● TASK
Within the listing below, please show every line carrying the string "title".

Top of DATA SHOWN

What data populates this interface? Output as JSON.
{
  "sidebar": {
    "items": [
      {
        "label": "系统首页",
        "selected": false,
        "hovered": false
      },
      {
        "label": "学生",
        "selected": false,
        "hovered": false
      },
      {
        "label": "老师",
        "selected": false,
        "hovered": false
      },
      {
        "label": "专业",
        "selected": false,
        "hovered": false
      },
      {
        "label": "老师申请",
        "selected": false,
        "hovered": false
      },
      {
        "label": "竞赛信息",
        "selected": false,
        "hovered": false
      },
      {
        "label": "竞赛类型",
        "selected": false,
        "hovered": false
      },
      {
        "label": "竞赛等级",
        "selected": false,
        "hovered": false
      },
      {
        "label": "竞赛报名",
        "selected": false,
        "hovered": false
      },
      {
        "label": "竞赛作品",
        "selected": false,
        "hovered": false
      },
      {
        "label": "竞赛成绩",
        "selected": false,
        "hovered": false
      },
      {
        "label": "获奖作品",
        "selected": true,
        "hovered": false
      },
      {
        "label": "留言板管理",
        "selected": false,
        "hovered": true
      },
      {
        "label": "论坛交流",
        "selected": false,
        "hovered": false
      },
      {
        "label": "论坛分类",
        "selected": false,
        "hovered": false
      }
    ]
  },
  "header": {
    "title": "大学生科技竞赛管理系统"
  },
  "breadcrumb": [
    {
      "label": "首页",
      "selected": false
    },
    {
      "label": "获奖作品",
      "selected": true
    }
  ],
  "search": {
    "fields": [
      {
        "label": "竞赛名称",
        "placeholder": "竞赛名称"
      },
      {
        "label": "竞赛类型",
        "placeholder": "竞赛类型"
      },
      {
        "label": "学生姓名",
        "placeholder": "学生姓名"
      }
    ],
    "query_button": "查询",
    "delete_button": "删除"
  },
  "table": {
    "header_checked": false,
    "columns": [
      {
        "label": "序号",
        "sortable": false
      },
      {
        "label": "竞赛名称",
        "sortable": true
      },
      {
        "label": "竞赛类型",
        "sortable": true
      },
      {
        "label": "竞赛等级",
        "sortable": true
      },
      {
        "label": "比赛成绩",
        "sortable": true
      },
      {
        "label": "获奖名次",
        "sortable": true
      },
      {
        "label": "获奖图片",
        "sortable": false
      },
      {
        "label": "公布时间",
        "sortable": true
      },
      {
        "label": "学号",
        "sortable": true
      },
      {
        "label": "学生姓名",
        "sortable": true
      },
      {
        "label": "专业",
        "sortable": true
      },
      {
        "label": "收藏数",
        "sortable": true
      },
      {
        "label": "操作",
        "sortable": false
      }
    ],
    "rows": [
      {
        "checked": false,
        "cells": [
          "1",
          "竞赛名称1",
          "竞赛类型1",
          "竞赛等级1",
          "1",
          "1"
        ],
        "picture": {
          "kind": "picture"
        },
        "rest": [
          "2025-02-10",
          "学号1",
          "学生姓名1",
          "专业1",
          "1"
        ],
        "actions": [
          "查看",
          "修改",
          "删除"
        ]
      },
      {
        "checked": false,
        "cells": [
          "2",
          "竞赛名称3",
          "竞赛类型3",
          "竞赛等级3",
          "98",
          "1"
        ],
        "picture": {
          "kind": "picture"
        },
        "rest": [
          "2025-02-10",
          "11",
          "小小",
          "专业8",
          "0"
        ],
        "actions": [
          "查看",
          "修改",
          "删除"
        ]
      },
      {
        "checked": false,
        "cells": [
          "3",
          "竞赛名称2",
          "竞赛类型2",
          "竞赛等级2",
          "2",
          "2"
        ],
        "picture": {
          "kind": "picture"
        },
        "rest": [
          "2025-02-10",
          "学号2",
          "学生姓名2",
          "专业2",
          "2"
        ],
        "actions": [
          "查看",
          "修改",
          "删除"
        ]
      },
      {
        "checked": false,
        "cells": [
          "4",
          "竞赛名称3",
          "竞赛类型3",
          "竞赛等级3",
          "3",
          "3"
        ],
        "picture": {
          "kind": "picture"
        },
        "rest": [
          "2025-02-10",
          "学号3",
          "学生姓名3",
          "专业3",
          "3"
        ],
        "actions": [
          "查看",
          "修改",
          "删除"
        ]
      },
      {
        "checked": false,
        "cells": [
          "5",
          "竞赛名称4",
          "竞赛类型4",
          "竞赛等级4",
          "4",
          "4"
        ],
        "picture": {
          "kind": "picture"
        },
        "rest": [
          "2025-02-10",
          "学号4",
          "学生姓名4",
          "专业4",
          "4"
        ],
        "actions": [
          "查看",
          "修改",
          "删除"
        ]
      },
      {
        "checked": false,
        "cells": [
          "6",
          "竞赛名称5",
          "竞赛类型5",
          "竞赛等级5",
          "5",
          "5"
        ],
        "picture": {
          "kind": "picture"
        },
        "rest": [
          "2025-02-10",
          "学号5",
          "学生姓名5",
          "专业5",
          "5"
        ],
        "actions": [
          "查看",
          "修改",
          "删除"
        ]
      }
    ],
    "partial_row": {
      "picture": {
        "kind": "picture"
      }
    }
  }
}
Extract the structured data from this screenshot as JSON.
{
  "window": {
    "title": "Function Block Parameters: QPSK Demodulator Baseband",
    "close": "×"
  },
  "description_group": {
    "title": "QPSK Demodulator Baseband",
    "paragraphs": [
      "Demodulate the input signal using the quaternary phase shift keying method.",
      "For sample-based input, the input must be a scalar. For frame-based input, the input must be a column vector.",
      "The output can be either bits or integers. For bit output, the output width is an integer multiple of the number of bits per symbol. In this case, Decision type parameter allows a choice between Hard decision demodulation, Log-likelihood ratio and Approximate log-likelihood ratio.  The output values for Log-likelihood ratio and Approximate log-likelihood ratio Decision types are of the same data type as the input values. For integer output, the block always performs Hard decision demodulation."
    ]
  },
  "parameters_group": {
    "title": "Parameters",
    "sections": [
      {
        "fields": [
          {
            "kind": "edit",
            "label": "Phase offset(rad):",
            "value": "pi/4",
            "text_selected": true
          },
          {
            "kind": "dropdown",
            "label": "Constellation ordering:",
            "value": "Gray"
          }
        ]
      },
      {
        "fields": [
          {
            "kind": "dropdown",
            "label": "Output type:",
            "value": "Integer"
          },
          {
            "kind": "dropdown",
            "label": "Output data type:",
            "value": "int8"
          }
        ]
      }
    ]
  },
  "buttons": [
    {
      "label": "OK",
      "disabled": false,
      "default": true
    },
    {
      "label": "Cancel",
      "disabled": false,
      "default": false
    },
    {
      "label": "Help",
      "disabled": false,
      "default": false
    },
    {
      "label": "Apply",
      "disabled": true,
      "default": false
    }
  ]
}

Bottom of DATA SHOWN

● EXERCISE RESPONSE
    "title": "大学生科技竞赛管理系统"
    "title": "Function Block Parameters: QPSK Demodulator Baseband",
    "title": "QPSK Demodulator Baseband",
    "title": "Parameters",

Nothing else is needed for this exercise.